[Records contained in a dataset]
———
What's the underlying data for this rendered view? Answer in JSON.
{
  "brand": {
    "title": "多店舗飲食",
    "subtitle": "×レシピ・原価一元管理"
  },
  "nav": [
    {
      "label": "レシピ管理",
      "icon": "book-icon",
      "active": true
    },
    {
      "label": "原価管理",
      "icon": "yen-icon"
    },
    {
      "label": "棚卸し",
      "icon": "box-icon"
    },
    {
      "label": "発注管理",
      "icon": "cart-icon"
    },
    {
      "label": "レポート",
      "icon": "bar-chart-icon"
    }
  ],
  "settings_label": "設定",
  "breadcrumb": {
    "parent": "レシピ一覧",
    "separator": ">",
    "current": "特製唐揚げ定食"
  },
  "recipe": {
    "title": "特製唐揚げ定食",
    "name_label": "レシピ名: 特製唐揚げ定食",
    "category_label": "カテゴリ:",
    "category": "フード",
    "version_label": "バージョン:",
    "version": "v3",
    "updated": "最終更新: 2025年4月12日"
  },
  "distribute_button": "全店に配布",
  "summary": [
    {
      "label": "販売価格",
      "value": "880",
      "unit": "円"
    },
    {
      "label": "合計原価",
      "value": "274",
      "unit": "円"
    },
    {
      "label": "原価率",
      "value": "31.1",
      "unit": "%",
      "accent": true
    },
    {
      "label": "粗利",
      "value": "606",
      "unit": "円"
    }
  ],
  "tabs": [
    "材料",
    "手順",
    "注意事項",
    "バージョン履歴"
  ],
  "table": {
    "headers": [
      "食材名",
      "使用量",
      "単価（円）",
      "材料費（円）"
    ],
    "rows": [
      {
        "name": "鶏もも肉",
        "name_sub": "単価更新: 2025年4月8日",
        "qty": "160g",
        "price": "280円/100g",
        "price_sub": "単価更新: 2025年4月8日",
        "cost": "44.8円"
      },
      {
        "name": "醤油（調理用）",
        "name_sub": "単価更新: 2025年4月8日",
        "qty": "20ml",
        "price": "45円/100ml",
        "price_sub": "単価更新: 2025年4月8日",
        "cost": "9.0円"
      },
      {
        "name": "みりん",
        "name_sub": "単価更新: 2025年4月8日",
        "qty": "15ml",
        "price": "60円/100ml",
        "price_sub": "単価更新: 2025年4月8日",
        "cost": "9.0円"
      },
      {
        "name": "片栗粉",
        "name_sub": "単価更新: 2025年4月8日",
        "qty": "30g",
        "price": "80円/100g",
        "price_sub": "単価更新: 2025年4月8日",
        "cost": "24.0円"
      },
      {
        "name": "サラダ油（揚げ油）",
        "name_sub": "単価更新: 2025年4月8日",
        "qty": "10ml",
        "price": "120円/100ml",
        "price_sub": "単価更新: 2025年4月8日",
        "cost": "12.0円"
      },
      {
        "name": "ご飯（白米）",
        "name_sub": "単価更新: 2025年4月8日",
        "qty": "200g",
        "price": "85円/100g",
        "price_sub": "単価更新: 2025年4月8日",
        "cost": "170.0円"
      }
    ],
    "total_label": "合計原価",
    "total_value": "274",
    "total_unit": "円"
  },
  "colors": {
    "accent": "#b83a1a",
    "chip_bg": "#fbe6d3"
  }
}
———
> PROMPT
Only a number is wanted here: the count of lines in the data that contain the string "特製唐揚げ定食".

> SOLUTION FOR THIS EXERCISE
3